Sometimes I read non-stop. I pour every ounce of spare time into a book. Somtimes fiction, sometimes non-fiction. For the past week or so I've been consumed by Pearl, a novel by Mary Gordon.
Here is the premise:
A young American woman studying language in Ireland chains herself to the American Embassy. She has not eaten for six weeks. She will not eat, she will not drink, she will not move or be moved. She writes a treatise, explaining what she is doing and why. She wants nothing. She has no demands. She just wants to die.
What brought her to this place? This determination? She wants peace. She wants the peace treaty to end the violence in Ireland. She wants the IRA to stop bombing. But personally, she wants to apologize but feels she is unforgivable. She hurt someone. She feels responsible for his death. She cannot live with this.

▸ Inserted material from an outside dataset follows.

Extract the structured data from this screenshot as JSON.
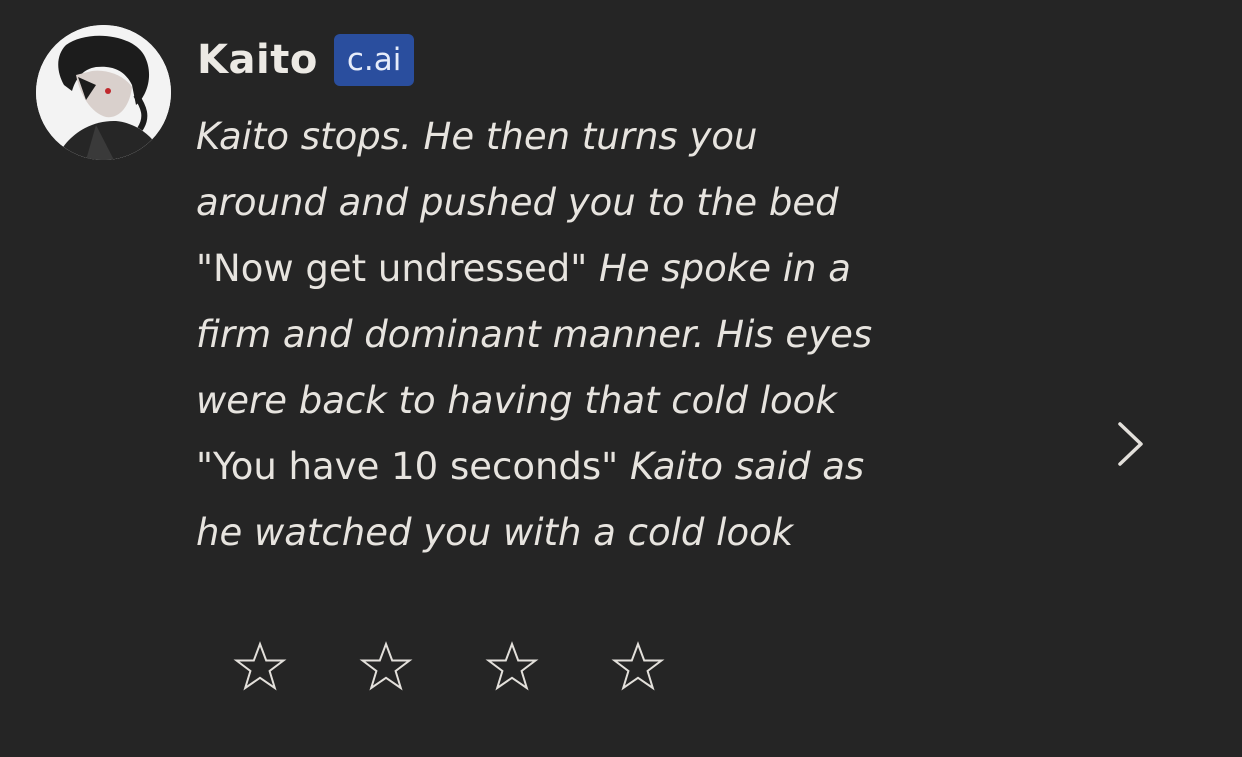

She says that we have an inherent will to do harm... a tendency that will not go away. She wants people to look at this. Her death, she thinks, will make people look at this.
I understand her point.
Life and death. Most days, there is no immediacy... no urgency. We just don't see it because nothing seems "life or death." Nothing seems to be on the line.
"No need to think about that now... I've got time. No need to do anything about that now... it can wait."
For me this book was about waking up. Somehow we have to wake up from the notion that we have an interest-bearing savings account... storing up time that we will spend tomorrow, next month, next year, in five years. So why sit today when i'm tired and I don't feel good. I have time. It can wait.
I started kong'an (koan) interviews two weeks ago. My teacher set a watch down in front of me and asked "What is this? If you say it is a watch, I will say wrong."
I clap my hands together really loud. For three whole seconds my mind is blank. I say "WEIGHT!" as loud as I can.
I have no idea what the right answer is.
But the immediacy of death points to the weight, the gravity of time. When someone is so willing to give it up... to end their life for a cause, we take pause. We start to feel the weight. We start to wonder. We slow down. We forgive. We appreciate.We look at how greedily we hold on to our own lives... how perfectly unwilling we are to give it up for anything. We marvel that someone could be. We look at our lives and the time that we have and we wonder if we are doing enough with it.
Pearl. It is an amazing story... one I wouldn't have read if it wasn't recommended to me.